What the task asks: Report the number of lines in the entries below that include the word "JSON", and nothing else.

┌─ Supplied material

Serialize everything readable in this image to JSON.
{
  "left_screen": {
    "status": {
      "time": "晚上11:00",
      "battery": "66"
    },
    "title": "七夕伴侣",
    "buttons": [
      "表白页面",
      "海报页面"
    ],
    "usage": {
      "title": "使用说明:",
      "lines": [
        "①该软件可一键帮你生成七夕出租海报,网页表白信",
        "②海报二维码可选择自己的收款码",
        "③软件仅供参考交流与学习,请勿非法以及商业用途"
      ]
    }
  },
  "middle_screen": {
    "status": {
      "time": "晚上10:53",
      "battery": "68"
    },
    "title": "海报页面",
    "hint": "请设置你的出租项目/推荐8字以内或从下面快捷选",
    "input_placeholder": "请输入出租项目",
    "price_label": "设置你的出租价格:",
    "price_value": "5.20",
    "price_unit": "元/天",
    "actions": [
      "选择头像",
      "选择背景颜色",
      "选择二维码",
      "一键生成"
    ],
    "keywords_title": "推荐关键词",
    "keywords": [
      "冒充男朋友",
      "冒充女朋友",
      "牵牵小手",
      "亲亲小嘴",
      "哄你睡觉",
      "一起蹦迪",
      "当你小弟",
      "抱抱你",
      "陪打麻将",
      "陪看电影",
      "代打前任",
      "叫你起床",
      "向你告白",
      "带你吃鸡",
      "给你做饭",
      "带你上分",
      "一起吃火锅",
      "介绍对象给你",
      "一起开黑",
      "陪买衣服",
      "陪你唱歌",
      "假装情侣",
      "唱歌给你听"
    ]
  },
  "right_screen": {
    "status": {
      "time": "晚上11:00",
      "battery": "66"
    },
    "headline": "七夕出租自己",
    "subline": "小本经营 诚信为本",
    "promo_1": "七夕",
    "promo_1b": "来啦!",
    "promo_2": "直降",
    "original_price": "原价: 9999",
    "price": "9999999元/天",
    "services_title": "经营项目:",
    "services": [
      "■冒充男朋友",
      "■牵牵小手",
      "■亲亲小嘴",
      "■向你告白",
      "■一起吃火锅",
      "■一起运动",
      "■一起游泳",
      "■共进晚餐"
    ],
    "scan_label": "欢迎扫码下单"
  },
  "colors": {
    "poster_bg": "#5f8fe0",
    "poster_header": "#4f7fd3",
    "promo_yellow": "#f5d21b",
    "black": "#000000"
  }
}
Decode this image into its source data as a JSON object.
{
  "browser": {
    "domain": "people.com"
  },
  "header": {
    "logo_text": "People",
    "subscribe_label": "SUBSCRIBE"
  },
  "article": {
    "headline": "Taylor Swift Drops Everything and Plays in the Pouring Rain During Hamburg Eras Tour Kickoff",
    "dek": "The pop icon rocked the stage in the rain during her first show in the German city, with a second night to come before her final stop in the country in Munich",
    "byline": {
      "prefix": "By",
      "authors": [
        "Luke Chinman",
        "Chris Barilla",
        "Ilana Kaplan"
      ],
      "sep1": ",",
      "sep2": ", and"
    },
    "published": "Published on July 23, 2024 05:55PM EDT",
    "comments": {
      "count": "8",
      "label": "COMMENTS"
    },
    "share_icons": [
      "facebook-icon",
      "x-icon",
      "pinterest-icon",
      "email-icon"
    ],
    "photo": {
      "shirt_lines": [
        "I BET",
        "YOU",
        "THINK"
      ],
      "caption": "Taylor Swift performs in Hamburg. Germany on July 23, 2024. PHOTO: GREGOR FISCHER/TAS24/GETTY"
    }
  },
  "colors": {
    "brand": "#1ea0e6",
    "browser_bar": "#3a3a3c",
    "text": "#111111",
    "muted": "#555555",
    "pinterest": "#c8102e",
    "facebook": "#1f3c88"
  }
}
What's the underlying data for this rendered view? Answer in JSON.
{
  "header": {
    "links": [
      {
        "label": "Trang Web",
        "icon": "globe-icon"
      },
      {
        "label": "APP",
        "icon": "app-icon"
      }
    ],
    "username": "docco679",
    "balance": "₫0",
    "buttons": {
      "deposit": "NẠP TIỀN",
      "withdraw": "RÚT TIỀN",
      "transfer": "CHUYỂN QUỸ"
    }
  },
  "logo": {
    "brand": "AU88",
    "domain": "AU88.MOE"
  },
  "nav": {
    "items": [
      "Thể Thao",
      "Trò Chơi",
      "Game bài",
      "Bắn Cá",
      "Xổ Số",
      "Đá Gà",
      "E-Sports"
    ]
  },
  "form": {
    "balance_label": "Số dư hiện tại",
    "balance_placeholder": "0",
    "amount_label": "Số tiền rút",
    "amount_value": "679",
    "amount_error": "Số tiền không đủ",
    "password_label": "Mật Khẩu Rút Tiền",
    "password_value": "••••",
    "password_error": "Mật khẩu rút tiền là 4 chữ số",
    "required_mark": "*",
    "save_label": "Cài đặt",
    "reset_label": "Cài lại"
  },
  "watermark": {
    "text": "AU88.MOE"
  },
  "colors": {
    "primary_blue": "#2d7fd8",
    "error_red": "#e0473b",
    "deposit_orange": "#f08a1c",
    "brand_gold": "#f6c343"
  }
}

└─

Task answer: 3